§ Directions:
Reproduce all records word for word.

§ Available data:
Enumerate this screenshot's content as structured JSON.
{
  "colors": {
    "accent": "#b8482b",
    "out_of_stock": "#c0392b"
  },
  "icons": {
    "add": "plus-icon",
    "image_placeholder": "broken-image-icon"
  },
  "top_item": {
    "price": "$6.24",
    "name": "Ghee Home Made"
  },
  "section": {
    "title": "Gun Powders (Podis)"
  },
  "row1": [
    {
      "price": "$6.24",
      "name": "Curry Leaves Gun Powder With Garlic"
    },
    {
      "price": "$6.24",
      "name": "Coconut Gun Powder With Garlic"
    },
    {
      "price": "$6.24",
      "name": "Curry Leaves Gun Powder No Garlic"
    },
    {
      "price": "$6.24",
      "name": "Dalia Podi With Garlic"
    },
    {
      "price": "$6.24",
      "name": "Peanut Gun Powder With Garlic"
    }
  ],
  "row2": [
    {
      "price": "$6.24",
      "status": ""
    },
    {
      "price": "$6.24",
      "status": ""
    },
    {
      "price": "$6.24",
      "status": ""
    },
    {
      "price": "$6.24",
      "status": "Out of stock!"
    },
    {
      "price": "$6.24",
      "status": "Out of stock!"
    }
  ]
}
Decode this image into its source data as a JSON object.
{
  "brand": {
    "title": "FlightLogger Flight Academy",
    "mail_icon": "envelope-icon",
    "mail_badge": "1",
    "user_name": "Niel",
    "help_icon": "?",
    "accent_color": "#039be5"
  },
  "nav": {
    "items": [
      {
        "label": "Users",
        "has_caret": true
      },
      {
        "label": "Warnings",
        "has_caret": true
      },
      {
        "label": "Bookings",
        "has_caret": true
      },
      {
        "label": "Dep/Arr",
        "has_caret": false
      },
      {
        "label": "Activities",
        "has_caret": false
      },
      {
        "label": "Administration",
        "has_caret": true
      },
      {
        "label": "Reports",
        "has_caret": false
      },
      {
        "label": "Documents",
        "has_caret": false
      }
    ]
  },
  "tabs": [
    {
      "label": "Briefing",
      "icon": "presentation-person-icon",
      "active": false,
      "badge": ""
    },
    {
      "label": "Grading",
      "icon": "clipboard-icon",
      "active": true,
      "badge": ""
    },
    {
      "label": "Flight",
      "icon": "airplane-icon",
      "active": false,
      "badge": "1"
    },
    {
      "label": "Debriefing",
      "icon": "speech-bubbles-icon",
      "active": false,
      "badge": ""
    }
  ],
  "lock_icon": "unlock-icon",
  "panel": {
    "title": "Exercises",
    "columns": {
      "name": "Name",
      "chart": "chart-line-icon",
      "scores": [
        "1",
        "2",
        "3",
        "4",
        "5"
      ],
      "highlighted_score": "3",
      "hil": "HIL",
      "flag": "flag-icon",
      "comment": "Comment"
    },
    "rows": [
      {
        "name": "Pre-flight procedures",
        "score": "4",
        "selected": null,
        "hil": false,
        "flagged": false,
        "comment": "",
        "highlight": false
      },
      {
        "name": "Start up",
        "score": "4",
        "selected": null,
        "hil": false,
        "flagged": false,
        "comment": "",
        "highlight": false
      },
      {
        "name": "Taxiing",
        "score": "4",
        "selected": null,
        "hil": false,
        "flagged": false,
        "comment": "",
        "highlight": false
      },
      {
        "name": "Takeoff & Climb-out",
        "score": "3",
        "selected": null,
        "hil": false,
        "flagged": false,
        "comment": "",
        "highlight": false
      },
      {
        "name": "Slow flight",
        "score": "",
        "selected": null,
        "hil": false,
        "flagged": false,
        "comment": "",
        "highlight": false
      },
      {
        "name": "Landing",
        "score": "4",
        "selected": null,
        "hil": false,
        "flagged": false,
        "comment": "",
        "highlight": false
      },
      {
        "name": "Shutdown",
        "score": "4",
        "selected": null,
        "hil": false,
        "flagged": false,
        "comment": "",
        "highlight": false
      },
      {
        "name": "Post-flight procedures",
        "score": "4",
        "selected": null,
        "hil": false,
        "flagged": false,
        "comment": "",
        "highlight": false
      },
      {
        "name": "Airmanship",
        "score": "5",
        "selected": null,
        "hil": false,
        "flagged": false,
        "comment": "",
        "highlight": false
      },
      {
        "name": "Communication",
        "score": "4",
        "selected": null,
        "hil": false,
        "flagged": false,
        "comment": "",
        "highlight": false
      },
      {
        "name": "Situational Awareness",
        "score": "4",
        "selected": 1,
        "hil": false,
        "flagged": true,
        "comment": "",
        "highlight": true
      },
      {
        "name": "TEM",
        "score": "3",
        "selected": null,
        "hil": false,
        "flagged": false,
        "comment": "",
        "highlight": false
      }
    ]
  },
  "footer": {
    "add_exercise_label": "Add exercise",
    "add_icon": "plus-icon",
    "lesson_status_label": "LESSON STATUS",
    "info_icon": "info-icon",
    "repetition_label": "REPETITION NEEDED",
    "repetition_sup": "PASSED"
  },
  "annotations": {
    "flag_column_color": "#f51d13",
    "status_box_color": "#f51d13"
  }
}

§ Expected answer:
Enumerate this screenshot's content as structured JSON.
{
  "colors": {
    "accent": "#b8482b",
    "out_of_stock": "#c0392b"
  },
  "icons": {
    "add": "plus-icon",
    "image_placeholder": "broken-image-icon"
  },
  "top_item": {
    "price": "$6.24",
    "name": "Ghee Home Made"
  },
  "section": {
    "title": "Gun Powders (Podis)"
  },
  "row1": [
    {
      "price": "$6.24",
      "name": "Curry Leaves Gun Powder With Garlic"
    },
    {
      "price": "$6.24",
      "name": "Coconut Gun Powder With Garlic"
    },
    {
      "price": "$6.24",
      "name": "Curry Leaves Gun Powder No Garlic"
    },
    {
      "price": "$6.24",
      "name": "Dalia Podi With Garlic"
    },
    {
      "price": "$6.24",
      "name": "Peanut Gun Powder With Garlic"
    }
  ],
  "row2": [
    {
      "price": "$6.24",
      "status": ""
    },
    {
      "price": "$6.24",
      "status": ""
    },
    {
      "price": "$6.24",
      "status": ""
    },
    {
      "price": "$6.24",
      "status": "Out of stock!"
    },
    {
      "price": "$6.24",
      "status": "Out of stock!"
    }
  ]
}
Decode this image into its source data as a JSON object.
{
  "brand": {
    "title": "FlightLogger Flight Academy",
    "mail_icon": "envelope-icon",
    "mail_badge": "1",
    "user_name": "Niel",
    "help_icon": "?",
    "accent_color": "#039be5"
  },
  "nav": {
    "items": [
      {
        "label": "Users",
        "has_caret": true
      },
      {
        "label": "Warnings",
        "has_caret": true
      },
      {
        "label": "Bookings",
        "has_caret": true
      },
      {
        "label": "Dep/Arr",
        "has_caret": false
      },
      {
        "label": "Activities",
        "has_caret": false
      },
      {
        "label": "Administration",
        "has_caret": true
      },
      {
        "label": "Reports",
        "has_caret": false
      },
      {
        "label": "Documents",
        "has_caret": false
      }
    ]
  },
  "tabs": [
    {
      "label": "Briefing",
      "icon": "presentation-person-icon",
      "active": false,
      "badge": ""
    },
    {
      "label": "Grading",
      "icon": "clipboard-icon",
      "active": true,
      "badge": ""
    },
    {
      "label": "Flight",
      "icon": "airplane-icon",
      "active": false,
      "badge": "1"
    },
    {
      "label": "Debriefing",
      "icon": "speech-bubbles-icon",
      "active": false,
      "badge": ""
    }
  ],
  "lock_icon": "unlock-icon",
  "panel": {
    "title": "Exercises",
    "columns": {
      "name": "Name",
      "chart": "chart-line-icon",
      "scores": [
        "1",
        "2",
        "3",
        "4",
        "5"
      ],
      "highlighted_score": "3",
      "hil": "HIL",
      "flag": "flag-icon",
      "comment": "Comment"
    },
    "rows": [
      {
        "name": "Pre-flight procedures",
        "score": "4",
        "selected": null,
        "hil": false,
        "flagged": false,
        "comment": "",
        "highlight": false
      },
      {
        "name": "Start up",
        "score": "4",
        "selected": null,
        "hil": false,
        "flagged": false,
        "comment": "",
        "highlight": false
      },
      {
        "name": "Taxiing",
        "score": "4",
        "selected": null,
        "hil": false,
        "flagged": false,
        "comment": "",
        "highlight": false
      },
      {
        "name": "Takeoff & Climb-out",
        "score": "3",
        "selected": null,
        "hil": false,
        "flagged": false,
        "comment": "",
        "highlight": false
      },
      {
        "name": "Slow flight",
        "score": "",
        "selected": null,
        "hil": false,
        "flagged": false,
        "comment": "",
        "highlight": false
      },
      {
        "name": "Landing",
        "score": "4",
        "selected": null,
        "hil": false,
        "flagged": false,
        "comment": "",
        "highlight": false
      },
      {
        "name": "Shutdown",
        "score": "4",
        "selected": null,
        "hil": false,
        "flagged": false,
        "comment": "",
        "highlight": false
      },
      {
        "name": "Post-flight procedures",
        "score": "4",
        "selected": null,
        "hil": false,
        "flagged": false,
        "comment": "",
        "highlight": false
      },
      {
        "name": "Airmanship",
        "score": "5",
        "selected": null,
        "hil": false,
        "flagged": false,
        "comment": "",
        "highlight": false
      },
      {
        "name": "Communication",
        "score": "4",
        "selected": null,
        "hil": false,
        "flagged": false,
        "comment": "",
        "highlight": false
      },
      {
        "name": "Situational Awareness",
        "score": "4",
        "selected": 1,
        "hil": false,
        "flagged": true,
        "comment": "",
        "highlight": true
      },
      {
        "name": "TEM",
        "score": "3",
        "selected": null,
        "hil": false,
        "flagged": false,
        "comment": "",
        "highlight": false
      }
    ]
  },
  "footer": {
    "add_exercise_label": "Add exercise",
    "add_icon": "plus-icon",
    "lesson_status_label": "LESSON STATUS",
    "info_icon": "info-icon",
    "repetition_label": "REPETITION NEEDED",
    "repetition_sup": "PASSED"
  },
  "annotations": {
    "flag_column_color": "#f51d13",
    "status_box_color": "#f51d13"
  }
}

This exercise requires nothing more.